Return every line of the entries that includes the word "ГОСТ".

* Dataset rows for apps and sites
- - -

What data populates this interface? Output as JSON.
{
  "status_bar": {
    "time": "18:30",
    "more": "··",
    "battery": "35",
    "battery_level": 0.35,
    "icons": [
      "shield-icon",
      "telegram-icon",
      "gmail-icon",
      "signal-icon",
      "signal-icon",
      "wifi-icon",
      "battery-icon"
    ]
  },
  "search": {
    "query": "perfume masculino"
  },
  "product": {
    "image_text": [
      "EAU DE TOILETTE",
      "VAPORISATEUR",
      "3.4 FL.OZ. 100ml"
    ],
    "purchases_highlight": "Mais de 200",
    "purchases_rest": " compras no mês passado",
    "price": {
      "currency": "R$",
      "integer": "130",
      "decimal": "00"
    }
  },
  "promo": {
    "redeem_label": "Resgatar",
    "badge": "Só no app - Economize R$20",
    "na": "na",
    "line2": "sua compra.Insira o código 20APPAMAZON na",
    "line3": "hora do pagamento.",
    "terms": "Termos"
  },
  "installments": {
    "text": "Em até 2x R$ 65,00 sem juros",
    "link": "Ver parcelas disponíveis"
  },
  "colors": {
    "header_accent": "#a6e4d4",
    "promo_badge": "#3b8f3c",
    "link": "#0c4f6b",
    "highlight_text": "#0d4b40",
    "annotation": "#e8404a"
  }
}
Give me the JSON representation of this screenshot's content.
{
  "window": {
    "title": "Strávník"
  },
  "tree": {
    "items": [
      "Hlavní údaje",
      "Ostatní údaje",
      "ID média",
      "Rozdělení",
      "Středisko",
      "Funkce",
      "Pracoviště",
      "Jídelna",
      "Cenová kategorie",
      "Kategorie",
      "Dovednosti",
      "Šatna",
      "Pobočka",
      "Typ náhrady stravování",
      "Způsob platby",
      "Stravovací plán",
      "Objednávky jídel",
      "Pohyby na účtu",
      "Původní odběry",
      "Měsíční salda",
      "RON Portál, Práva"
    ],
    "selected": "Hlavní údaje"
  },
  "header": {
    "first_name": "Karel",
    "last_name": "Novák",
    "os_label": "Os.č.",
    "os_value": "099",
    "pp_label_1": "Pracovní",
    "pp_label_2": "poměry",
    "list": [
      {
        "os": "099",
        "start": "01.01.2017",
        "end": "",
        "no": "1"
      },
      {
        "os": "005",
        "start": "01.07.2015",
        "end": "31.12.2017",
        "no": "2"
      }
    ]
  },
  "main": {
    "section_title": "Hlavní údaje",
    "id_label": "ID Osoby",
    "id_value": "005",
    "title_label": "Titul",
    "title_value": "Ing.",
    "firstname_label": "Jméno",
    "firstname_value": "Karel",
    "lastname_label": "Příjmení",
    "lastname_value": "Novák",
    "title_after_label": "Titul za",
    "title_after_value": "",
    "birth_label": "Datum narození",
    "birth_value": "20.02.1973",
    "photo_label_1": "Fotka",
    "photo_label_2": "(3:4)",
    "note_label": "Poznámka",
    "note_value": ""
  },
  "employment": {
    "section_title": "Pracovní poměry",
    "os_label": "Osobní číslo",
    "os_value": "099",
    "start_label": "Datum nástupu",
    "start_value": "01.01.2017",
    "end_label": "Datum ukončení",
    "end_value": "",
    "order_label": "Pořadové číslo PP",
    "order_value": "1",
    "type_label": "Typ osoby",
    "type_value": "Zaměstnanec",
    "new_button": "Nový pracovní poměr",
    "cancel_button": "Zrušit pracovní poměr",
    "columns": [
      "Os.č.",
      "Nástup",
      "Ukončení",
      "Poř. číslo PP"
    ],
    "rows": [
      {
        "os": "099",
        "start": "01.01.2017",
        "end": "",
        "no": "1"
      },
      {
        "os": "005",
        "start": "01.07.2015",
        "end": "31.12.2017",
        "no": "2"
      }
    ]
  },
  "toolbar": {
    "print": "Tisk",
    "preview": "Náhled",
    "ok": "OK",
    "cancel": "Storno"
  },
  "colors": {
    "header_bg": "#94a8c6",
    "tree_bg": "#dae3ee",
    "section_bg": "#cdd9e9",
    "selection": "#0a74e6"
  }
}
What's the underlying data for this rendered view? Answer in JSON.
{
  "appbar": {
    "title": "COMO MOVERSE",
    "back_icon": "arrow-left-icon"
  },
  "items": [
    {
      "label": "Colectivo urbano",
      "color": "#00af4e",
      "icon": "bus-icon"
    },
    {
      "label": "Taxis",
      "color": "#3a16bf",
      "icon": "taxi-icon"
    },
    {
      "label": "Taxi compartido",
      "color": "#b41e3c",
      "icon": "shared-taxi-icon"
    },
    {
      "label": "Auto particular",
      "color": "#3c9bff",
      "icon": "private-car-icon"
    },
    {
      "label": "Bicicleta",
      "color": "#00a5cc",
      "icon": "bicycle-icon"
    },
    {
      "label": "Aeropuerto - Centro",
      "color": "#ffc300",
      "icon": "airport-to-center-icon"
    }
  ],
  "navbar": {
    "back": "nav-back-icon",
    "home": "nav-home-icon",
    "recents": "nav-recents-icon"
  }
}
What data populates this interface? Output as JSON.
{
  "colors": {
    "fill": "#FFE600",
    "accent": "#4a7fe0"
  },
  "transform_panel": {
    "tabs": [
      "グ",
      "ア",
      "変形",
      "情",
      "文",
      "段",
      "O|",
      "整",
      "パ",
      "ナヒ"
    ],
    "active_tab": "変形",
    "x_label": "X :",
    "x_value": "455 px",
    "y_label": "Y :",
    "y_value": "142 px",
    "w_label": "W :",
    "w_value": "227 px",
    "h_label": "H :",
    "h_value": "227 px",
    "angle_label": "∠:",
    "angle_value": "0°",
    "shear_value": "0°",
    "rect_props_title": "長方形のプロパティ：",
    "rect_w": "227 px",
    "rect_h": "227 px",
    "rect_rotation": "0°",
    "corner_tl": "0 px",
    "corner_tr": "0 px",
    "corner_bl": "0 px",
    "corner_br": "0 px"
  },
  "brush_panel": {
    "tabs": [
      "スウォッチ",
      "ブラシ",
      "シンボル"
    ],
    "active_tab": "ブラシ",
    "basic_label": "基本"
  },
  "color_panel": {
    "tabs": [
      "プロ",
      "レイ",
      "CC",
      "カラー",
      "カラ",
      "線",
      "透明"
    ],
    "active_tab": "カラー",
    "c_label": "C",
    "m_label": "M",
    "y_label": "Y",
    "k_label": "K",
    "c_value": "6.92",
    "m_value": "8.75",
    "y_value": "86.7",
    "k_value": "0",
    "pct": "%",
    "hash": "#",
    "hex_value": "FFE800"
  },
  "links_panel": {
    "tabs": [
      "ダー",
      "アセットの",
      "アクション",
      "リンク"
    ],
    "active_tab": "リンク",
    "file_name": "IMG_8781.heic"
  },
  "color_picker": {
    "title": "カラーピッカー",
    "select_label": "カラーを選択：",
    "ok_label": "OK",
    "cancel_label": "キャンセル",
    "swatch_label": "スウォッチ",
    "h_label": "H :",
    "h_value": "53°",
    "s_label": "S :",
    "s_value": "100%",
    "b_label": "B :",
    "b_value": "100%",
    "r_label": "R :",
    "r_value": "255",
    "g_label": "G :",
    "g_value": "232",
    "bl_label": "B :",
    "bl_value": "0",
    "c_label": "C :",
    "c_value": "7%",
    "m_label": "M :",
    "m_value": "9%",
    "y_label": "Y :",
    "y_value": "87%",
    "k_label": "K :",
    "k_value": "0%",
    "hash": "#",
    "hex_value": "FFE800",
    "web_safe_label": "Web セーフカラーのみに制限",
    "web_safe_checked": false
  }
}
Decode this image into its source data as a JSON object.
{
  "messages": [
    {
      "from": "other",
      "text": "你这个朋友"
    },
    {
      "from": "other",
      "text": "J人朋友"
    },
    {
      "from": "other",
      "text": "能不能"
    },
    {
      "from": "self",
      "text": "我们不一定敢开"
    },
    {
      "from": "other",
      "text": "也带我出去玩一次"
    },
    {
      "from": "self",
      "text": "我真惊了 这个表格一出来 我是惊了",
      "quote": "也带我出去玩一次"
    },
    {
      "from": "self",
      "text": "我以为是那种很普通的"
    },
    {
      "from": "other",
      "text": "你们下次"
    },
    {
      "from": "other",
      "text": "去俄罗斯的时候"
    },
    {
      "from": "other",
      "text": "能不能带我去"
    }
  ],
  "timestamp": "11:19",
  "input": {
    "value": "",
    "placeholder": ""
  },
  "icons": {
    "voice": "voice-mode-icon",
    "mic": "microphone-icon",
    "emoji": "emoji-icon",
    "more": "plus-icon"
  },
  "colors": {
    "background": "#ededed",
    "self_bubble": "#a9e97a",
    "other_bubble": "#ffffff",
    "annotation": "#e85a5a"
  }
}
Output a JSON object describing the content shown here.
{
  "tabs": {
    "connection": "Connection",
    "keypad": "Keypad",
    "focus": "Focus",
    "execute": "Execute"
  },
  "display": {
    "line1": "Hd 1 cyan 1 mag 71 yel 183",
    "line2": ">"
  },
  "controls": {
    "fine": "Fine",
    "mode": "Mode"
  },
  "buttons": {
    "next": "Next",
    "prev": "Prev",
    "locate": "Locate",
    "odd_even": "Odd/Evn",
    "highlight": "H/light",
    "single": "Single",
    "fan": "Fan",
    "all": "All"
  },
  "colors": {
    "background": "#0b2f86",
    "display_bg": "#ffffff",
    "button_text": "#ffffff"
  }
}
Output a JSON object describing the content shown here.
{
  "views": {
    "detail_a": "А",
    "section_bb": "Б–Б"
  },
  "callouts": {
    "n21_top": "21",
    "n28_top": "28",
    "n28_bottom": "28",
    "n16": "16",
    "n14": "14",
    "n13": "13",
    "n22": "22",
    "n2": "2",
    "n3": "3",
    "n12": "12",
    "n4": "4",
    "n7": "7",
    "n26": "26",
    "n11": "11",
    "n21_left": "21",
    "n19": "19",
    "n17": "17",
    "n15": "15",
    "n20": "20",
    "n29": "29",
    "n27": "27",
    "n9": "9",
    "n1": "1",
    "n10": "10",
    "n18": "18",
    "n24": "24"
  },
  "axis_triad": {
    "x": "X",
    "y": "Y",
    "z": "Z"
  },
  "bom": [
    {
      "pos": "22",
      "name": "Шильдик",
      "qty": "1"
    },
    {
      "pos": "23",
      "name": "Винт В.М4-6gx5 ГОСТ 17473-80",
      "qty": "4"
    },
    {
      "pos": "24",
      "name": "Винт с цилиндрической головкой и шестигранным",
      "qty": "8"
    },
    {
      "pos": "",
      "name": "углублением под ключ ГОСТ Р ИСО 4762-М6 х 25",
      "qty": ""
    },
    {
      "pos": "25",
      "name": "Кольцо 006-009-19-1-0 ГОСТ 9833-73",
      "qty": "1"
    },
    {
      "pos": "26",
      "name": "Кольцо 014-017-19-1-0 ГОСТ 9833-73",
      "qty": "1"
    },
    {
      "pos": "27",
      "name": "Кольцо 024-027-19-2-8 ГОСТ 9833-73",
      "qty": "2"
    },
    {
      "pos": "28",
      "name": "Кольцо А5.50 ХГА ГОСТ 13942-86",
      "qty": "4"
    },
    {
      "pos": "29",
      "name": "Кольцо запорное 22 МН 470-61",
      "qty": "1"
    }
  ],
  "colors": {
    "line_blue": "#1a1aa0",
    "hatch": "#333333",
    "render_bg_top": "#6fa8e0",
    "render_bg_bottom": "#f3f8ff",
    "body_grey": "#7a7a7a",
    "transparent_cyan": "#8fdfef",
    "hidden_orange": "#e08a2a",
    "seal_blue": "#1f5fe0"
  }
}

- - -

* TASK RESULT
      "name": "Винт В.М4-6gx5 ГОСТ 17473-80",
      "name": "углублением под ключ ГОСТ Р ИСО 4762-М6 х 25",
      "name": "Кольцо 006-009-19-1-0 ГОСТ 9833-73",
      "name": "Кольцо 014-017-19-1-0 ГОСТ 9833-73",
      "name": "Кольцо 024-027-19-2-8 ГОСТ 9833-73",
      "name": "Кольцо А5.50 ХГА ГОСТ 13942-86",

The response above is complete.